His technique was beyond dazzling. Sometimes his left hand was keeping up a complex bass pattern while his right hand was fluttering impressionistically over the keys so fast it looked like a hummingbird's wings. His dynamics were also excellent; he knew when to be subtle and when to build to a crescendo.
Hatch Hall couldn't fit all the people who wanted to hear Alexander. The good news is he'll be playing Sunday at 4 p.m. at the Lyric Theatre at 440 East Avenue. Don't miss it.
I had something to compare Alexander's performance to because I had just come from Kilbourn Hall where pianist Benny Green and his trio played. Green is another dazzling pianist with jaw-dropping technique. He put it to work playing great tunes by Horace Silver, Cedar Walton, and others. My favorite was "He Has Gone," a beautiful ballad by Oscar Peterson.
Green and his excellent trio (bassist David Wong and drummer Rodney Green) all wore suits and played in a fairly formal manner. But Green really stretches out at the keyboard, sometimes leaning off the bench like a jazz version of Jerry Lee Lewis, and his bunched up suit somehow emphasized that wild side.
Benny Green will perform solo on Sunday, June 21, in Hatch Recital Hall. 5:45 and 7:45 p.m.
I ended the night at Christ Church with another formidable pianist, Andrew McCormack. He brought his superb trio (Peter Slavov, bass, and Colin Stranahan, drums), which was enhanced by a great saxophonist whose name I waited for until the end, but did not catch.
McCormack, a glistening pianist when he's in the upper register (which is a lot), and the saxophonist (a Coltrane disciple) played off each other nicely in a set of strong original compositions. But the band was best when it was not going full tilt. The churches' acoustics are too good and when a band really gets going, the sound, unfortunately, gets muddled.

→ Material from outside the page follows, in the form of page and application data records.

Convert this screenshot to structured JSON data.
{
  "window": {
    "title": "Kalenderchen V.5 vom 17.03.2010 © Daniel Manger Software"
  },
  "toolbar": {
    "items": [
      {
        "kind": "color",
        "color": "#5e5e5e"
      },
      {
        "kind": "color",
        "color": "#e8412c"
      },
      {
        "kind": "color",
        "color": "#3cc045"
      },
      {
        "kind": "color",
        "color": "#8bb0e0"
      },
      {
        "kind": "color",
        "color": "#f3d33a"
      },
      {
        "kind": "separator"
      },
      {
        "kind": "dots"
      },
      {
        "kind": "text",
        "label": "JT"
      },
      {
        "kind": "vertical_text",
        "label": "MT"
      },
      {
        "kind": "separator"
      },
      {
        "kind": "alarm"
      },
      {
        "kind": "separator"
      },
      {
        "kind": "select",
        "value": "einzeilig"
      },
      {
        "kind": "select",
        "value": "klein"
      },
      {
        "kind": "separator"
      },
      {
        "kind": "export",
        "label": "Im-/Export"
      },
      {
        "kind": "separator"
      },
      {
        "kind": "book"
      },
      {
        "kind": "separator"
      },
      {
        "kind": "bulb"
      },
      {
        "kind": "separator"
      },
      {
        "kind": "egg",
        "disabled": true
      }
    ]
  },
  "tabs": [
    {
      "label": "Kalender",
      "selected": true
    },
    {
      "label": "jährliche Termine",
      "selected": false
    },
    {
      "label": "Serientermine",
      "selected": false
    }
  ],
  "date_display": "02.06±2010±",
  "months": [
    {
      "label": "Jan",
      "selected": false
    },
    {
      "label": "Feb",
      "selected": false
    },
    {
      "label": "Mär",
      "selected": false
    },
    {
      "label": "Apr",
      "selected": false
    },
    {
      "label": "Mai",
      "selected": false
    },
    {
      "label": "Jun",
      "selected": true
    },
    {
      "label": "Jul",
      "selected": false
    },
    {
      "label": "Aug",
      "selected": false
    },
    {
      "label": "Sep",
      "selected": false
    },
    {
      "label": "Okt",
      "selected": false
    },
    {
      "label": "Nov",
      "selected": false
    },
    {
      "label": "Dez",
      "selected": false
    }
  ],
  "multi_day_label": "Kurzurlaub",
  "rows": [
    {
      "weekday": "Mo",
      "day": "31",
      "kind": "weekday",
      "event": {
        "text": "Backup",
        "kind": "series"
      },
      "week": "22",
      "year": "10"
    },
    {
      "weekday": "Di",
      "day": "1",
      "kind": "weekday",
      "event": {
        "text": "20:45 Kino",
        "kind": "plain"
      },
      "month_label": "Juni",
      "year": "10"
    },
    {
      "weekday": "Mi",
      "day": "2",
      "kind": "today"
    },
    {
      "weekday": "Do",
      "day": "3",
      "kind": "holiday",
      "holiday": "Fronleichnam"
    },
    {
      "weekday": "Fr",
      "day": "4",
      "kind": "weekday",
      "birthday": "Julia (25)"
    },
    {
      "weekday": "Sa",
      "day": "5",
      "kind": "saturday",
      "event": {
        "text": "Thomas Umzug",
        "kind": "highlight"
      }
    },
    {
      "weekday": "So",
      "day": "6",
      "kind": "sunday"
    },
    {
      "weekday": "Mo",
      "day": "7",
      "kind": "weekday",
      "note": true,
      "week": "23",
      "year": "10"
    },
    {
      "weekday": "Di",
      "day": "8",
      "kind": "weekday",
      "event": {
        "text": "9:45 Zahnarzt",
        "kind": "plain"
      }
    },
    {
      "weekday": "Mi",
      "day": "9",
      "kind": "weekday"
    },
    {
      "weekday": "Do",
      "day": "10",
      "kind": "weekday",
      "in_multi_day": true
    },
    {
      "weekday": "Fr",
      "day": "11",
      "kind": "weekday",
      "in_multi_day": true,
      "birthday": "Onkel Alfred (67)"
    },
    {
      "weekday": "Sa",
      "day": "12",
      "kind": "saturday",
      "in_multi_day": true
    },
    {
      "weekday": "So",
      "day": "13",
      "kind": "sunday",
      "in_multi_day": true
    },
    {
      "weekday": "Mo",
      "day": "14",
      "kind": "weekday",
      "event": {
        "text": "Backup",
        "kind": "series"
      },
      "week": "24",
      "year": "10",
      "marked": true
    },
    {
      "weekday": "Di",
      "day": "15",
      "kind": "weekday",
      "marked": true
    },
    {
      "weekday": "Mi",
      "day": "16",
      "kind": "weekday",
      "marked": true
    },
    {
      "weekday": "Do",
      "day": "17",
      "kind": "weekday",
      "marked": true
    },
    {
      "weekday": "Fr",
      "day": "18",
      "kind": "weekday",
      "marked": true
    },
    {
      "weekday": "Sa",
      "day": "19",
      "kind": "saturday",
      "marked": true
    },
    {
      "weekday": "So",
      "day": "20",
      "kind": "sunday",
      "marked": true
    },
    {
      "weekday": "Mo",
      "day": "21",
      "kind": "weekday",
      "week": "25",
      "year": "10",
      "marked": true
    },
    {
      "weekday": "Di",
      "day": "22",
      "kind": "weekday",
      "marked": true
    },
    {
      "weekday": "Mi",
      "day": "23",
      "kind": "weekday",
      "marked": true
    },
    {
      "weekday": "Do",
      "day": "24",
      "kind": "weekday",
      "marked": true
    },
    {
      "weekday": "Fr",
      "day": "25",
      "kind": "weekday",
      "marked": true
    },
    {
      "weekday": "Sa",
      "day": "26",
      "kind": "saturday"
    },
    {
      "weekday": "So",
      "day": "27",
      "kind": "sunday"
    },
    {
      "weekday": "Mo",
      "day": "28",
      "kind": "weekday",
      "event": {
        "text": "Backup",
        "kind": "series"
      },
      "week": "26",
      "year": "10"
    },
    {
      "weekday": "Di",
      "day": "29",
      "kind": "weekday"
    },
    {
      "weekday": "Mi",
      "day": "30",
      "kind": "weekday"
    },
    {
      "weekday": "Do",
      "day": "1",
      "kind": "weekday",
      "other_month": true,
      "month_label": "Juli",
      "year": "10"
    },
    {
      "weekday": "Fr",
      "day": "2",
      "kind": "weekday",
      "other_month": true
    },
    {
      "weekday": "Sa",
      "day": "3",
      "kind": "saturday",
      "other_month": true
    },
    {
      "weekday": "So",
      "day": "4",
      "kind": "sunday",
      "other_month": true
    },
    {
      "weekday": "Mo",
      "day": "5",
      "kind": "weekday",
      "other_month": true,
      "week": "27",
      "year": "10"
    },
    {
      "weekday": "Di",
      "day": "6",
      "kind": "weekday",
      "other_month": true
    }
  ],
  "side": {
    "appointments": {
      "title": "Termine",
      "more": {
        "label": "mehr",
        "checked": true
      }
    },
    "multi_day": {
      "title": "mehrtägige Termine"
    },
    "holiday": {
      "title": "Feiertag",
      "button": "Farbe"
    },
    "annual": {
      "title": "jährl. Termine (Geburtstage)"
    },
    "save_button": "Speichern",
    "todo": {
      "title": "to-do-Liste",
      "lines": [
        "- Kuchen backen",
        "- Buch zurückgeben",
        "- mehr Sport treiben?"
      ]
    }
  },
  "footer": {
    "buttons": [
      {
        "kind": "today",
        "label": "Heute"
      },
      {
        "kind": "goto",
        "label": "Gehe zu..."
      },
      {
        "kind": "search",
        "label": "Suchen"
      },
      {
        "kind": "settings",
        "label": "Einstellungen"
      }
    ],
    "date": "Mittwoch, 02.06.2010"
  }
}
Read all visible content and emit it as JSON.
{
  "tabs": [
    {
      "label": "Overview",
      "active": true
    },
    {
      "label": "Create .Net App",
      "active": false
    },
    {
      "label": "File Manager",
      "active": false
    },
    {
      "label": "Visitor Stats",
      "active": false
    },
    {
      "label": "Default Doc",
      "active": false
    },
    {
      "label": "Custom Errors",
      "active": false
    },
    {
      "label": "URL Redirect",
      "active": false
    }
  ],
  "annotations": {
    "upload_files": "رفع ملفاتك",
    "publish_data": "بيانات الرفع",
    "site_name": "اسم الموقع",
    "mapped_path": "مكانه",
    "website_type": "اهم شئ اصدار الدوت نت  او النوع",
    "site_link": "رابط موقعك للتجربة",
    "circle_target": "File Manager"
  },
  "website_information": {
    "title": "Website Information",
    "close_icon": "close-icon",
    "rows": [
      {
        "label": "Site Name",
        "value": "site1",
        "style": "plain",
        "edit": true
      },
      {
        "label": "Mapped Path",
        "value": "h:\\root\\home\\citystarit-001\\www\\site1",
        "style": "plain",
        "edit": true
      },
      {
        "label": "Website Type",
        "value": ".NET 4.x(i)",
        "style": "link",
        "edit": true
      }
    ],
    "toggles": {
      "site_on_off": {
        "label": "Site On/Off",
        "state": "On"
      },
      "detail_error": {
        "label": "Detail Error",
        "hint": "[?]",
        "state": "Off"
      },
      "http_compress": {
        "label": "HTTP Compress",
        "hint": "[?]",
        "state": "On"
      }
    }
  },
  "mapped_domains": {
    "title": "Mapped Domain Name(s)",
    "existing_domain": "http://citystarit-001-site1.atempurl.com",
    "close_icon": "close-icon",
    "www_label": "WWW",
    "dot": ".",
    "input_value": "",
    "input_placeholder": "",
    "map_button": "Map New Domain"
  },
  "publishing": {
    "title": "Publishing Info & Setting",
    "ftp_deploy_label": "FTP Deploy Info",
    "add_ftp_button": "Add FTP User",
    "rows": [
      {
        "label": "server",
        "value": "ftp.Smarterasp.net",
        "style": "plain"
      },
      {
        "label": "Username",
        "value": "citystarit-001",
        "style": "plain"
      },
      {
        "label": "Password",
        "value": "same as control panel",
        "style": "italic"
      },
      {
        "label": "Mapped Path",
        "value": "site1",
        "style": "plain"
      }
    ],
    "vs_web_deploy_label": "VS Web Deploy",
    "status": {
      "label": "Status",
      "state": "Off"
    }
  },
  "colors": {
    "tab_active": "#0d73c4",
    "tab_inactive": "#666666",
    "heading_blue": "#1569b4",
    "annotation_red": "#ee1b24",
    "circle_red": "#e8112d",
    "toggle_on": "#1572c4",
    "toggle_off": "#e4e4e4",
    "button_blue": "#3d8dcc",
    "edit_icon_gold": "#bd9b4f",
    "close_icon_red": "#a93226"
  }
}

Sunday evening I'll start with one of the festival's most popular artists. Vocalist Tessa Souter will make her fifth festival appearance at the XRIJF, but her first at Kilbourn Hall. I'm not sure what to expect from Nils Berg Cinemascope at the Lutheran Church, and that's what makes me want to go. I'll end the night with another festival favorite: the great one-man band, Raul Midon at Xerox Auditorium.